**YOUR TASK:** In the material below, which lines hold the word "color"? Pick each one out.

*** Opening SUPPLIED INFORMATION ***

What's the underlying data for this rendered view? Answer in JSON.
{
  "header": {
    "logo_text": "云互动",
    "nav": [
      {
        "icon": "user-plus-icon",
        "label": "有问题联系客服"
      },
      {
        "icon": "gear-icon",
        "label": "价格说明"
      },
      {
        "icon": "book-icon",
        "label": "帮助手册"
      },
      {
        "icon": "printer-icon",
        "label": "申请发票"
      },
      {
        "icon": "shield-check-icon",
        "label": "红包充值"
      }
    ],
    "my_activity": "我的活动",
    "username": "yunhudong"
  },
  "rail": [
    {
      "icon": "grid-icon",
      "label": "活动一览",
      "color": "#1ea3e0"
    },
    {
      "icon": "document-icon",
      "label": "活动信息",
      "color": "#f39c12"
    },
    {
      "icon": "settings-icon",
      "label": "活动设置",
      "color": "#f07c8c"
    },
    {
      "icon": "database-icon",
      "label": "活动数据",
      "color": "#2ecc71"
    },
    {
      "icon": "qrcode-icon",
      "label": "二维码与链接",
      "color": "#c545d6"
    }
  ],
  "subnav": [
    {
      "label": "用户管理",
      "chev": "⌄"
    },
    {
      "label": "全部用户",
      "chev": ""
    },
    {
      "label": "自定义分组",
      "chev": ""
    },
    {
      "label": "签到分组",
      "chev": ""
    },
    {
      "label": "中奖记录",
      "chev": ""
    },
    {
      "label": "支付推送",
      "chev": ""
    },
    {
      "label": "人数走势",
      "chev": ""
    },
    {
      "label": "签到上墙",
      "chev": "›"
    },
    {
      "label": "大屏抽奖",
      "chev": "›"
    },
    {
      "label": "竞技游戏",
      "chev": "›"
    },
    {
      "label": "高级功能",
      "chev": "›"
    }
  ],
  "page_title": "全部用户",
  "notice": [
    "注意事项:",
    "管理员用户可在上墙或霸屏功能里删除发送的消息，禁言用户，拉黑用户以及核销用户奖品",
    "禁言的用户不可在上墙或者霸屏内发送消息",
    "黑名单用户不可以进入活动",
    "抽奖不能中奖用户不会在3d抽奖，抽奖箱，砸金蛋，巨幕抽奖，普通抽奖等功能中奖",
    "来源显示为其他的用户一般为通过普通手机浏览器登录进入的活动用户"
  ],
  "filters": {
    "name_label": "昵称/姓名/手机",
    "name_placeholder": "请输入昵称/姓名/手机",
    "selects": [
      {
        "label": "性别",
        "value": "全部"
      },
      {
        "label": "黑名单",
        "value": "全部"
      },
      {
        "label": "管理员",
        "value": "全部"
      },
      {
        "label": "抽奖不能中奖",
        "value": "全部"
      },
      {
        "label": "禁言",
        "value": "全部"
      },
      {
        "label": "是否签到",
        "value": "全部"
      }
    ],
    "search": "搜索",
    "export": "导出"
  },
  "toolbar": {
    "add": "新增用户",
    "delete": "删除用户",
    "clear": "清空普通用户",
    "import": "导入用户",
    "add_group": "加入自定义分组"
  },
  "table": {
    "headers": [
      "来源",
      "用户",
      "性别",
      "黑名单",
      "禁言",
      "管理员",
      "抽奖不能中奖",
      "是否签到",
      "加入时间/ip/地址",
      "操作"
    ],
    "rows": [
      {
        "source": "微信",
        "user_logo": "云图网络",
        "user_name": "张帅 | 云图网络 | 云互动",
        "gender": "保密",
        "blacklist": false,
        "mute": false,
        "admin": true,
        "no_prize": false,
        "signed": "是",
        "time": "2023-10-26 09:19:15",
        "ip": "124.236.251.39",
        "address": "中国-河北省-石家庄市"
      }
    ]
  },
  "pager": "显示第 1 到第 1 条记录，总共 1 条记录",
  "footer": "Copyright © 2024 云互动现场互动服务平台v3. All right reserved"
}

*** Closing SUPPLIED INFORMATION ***

**SOLUTION FOR THIS EXERCISE:**
      "color": "#1ea3e0"
      "color": "#f39c12"
      "color": "#f07c8c"
      "color": "#2ecc71"
      "color": "#c545d6"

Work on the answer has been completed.